Skip to content

A model Earth

Hands-on at the exhibit

  • Watch and touch future climate simulations in our Projecting Globe (Puffersphere) and learn about different aspects of the Earth’s climate and its evolution over this century
  • Take our quiz and find out who knows the most about the climate system and climate change!
  • Have a go at our 3D puzzle - pick up seven different pieces representing different components of the Earth’s climate system, and put them in the right places to build up your own Earth system model!

Find out more

Climate change is real. People are causing the climate to change at rates never seen before, by emitting huge amounts of greenhouse gases into the atmosphere, converting forest into farmland and urban areas, and changing the environment in numerous ways. If this doesn’t slow down, it will have enormous consequences for the Earth’s system - the physical climate, biological and chemical systems including ecosystems and biodiversity, and socio-economic development across the planet. To limit global warming to the temperatures stated in the 2015 Paris Agreement, we need to reduce greenhouse gas emissions significantly, and fast.

The Earth’s climate system is extremely complex. Our research  is working to understand it, by developing highly sophisticated models called Earth System Models, or ESMs - mathematical representations of the global climate system. These are run on supercomputers to simulate both the past and future climate, and to understand and predict how the Earth’s climate may evolve over the coming century. They accurately represent both the physical climate and the range of biological and chemical processes and interactions that make up the Earth’s system.

Together with the Natural Environmental Research Council (NERC), the Met Office and several UK universities, we have developed the first UK national Earth system model (UKESM1). This model will enable the UK to stay at the forefront of scientific research into climate change, and will provide scientific evidence to support UK and international policy addressing the risk of global climate and environmental change.

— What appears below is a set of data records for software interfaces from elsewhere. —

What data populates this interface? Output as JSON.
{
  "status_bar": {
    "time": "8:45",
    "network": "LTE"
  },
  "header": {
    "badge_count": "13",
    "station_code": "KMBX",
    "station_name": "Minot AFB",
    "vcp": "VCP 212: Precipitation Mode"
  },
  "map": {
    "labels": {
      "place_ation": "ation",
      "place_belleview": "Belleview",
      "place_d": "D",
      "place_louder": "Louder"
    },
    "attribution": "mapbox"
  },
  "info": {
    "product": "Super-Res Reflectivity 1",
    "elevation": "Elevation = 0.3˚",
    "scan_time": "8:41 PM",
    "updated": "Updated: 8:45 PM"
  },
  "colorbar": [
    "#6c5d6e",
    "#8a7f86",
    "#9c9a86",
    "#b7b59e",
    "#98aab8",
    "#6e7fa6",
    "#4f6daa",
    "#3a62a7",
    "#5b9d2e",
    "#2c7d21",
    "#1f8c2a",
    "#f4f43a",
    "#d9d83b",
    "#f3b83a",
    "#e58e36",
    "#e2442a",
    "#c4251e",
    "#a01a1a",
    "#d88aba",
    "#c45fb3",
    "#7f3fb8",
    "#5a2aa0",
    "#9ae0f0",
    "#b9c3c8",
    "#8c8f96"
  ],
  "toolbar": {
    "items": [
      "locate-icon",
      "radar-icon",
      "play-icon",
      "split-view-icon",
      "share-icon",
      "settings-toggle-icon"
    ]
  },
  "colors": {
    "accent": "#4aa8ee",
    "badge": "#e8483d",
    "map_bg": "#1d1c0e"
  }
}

Find out more at the Joint Weather and Climate Research Programme, and the Crescendo Project (which includes two video-animations).

Presented by: National Centre for Atmospheric Science (NCAS), Plymouth Marine Laboratory (PML), National Centre for Earth Observation (NCEO), British Antarctic Survey (BAS), National Oceanography Centre (NOC), Centre for Ecology and Hydrology (CEH), Centre for Polar Observation and Modelling (CPOM), British Geological Survey (BGS), Met Office Hadley Centre, University of Reading, University of Exeter and University of East Anglia.

Was this page useful?
Thank you for your feedback
Thank you for your feedback. Please help us improve this page by taking our short survey.